Task description → Each line of the listing that contains "this" should be found and copied.

Given data →
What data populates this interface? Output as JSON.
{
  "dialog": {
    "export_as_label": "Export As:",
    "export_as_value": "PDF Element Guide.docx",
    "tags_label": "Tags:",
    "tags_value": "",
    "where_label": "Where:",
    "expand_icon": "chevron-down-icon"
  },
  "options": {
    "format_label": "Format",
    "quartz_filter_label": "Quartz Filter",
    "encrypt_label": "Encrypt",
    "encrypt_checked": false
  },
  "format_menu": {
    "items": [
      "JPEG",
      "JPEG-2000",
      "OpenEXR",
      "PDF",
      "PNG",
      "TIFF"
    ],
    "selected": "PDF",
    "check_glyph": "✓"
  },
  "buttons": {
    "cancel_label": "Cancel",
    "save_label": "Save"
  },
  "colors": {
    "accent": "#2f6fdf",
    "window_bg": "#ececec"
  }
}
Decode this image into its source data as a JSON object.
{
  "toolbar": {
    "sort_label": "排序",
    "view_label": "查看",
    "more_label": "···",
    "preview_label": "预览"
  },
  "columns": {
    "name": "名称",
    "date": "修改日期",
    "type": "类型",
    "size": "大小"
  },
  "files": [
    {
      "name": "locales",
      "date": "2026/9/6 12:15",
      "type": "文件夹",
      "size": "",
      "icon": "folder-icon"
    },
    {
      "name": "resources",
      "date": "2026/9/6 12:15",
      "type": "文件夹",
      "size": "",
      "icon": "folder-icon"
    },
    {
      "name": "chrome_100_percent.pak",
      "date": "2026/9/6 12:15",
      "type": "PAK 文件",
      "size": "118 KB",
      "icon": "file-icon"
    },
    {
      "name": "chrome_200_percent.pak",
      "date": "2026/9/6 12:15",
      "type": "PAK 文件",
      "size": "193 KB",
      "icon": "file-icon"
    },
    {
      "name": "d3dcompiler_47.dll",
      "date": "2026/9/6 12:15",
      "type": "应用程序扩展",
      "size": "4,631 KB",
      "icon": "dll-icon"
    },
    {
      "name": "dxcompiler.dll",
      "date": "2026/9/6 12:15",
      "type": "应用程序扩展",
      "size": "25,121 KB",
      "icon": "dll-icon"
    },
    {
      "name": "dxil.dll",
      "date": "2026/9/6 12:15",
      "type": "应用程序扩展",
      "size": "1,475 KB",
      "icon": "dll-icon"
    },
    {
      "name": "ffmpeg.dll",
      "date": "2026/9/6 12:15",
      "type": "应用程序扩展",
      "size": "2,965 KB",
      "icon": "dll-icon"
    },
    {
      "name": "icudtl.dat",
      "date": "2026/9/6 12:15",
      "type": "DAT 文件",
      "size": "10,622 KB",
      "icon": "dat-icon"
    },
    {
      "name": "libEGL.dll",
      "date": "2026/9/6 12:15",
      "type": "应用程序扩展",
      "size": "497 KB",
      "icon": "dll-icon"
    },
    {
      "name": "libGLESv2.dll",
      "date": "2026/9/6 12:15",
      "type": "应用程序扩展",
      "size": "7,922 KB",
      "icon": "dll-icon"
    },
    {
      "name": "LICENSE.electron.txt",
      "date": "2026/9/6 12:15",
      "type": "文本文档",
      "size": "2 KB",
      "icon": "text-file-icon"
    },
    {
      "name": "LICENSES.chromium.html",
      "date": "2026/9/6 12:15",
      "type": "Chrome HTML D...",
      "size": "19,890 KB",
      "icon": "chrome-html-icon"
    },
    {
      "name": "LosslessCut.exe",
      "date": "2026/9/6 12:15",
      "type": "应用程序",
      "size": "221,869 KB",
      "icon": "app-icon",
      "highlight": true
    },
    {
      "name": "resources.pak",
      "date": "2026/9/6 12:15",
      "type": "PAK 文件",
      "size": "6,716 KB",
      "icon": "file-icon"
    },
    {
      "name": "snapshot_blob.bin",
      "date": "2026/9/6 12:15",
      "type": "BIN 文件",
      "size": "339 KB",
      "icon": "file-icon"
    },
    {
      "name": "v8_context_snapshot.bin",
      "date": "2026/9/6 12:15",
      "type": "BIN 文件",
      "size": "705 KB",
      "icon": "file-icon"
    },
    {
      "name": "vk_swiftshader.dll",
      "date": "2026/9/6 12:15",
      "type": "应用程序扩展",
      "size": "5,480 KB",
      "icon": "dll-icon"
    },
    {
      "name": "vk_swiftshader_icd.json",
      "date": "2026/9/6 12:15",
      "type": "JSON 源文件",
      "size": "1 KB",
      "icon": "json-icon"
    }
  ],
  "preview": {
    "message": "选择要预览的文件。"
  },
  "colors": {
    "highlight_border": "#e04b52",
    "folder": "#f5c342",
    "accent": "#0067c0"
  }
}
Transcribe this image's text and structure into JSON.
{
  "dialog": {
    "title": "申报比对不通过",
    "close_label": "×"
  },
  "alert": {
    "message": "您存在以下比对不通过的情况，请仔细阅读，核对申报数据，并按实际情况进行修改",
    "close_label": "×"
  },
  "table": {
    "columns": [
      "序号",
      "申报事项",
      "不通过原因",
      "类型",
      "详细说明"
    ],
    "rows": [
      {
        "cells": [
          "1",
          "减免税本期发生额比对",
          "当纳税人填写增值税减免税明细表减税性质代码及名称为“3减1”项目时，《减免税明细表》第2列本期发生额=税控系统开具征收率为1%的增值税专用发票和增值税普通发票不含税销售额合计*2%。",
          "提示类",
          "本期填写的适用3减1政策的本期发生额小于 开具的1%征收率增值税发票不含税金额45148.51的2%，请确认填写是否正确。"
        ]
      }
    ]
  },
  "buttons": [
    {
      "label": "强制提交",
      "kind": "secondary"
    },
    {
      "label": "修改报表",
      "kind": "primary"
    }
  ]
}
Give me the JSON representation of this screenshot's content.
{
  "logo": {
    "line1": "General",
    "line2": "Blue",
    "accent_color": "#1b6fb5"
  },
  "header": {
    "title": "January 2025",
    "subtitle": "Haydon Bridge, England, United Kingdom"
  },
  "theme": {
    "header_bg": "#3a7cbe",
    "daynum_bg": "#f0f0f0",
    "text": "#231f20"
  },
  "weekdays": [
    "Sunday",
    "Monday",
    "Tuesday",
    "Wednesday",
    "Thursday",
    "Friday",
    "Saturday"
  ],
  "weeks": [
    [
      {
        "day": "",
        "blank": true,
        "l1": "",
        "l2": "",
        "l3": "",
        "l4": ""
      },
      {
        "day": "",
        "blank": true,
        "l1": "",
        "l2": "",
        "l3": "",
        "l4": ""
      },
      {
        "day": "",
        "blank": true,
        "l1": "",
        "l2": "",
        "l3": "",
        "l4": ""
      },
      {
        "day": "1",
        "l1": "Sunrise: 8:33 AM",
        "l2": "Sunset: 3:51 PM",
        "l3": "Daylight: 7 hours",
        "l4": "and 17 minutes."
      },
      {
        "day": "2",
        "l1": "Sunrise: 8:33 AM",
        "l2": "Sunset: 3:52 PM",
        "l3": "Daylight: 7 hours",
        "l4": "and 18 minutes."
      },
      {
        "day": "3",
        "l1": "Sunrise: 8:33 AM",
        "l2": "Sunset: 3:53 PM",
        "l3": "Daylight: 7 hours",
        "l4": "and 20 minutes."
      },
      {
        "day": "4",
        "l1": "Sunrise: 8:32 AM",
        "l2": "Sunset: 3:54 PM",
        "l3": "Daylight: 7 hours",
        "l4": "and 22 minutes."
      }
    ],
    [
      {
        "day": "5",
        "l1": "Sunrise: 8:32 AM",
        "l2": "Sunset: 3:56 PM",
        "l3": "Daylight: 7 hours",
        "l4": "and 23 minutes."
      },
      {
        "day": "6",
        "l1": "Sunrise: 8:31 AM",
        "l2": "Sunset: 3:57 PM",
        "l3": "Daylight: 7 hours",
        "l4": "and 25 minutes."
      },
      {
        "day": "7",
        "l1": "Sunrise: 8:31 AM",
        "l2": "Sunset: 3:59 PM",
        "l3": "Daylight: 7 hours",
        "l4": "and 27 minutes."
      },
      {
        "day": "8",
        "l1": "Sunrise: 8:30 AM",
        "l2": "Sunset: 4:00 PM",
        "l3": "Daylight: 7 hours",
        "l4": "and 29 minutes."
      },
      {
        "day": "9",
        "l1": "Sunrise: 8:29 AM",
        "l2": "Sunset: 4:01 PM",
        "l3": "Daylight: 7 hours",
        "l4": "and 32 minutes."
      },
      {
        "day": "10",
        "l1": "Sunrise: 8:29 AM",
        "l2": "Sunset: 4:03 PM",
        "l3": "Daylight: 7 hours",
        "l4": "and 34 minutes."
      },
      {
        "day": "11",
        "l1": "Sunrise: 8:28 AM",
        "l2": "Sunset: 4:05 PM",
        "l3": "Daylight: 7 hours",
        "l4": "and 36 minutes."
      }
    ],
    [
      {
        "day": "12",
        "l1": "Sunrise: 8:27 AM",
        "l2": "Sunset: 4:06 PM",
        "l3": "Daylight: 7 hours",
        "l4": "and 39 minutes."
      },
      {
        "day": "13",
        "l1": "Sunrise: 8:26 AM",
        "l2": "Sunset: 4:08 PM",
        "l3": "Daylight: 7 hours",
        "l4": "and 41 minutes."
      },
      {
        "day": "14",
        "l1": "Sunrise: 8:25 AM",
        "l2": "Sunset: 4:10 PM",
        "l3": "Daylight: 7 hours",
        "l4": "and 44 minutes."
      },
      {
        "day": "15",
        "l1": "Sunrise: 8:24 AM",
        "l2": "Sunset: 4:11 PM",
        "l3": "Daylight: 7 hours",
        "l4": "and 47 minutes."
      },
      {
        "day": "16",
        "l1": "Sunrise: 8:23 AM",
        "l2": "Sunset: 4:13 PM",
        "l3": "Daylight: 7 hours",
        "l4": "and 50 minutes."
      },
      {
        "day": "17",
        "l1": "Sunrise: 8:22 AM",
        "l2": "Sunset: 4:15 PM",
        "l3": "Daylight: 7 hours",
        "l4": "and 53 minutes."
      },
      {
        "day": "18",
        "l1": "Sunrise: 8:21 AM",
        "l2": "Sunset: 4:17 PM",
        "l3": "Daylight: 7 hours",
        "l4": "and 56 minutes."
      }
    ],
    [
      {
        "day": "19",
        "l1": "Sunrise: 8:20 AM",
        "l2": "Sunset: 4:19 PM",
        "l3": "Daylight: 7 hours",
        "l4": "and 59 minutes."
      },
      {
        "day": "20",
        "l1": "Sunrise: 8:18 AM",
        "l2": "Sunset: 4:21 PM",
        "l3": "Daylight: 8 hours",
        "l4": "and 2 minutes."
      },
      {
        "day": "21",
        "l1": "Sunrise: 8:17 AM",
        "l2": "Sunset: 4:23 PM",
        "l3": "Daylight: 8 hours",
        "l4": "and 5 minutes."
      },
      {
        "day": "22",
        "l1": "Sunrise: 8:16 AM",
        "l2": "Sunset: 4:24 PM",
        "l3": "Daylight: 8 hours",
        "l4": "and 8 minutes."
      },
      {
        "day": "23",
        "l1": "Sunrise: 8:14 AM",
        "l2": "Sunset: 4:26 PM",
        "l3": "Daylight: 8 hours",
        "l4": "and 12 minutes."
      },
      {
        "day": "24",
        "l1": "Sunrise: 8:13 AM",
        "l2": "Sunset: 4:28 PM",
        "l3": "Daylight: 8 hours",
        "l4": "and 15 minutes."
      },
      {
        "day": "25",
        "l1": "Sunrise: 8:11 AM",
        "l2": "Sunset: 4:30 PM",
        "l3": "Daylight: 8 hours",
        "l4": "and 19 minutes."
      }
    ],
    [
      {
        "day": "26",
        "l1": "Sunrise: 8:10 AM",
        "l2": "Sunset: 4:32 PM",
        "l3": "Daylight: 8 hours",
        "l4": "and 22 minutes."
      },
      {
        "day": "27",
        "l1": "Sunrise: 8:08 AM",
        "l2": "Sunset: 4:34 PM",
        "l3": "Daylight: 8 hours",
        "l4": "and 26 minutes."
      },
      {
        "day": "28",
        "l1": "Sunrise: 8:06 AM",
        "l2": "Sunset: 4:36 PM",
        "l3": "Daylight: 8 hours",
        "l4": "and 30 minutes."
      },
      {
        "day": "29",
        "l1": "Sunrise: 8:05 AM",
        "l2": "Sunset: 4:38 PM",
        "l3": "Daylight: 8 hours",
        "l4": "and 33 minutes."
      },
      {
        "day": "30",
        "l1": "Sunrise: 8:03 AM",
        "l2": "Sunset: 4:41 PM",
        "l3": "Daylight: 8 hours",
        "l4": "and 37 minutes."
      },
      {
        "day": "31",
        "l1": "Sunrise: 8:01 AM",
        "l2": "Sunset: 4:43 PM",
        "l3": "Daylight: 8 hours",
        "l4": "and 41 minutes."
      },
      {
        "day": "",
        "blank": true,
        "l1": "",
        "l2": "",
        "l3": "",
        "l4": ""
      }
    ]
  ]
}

Final answer →
What data populates this interface? Output as JSON.
Decode this image into its source data as a JSON object.
Transcribe this image's text and structure into JSON.
Give me the JSON representation of this screenshot's content.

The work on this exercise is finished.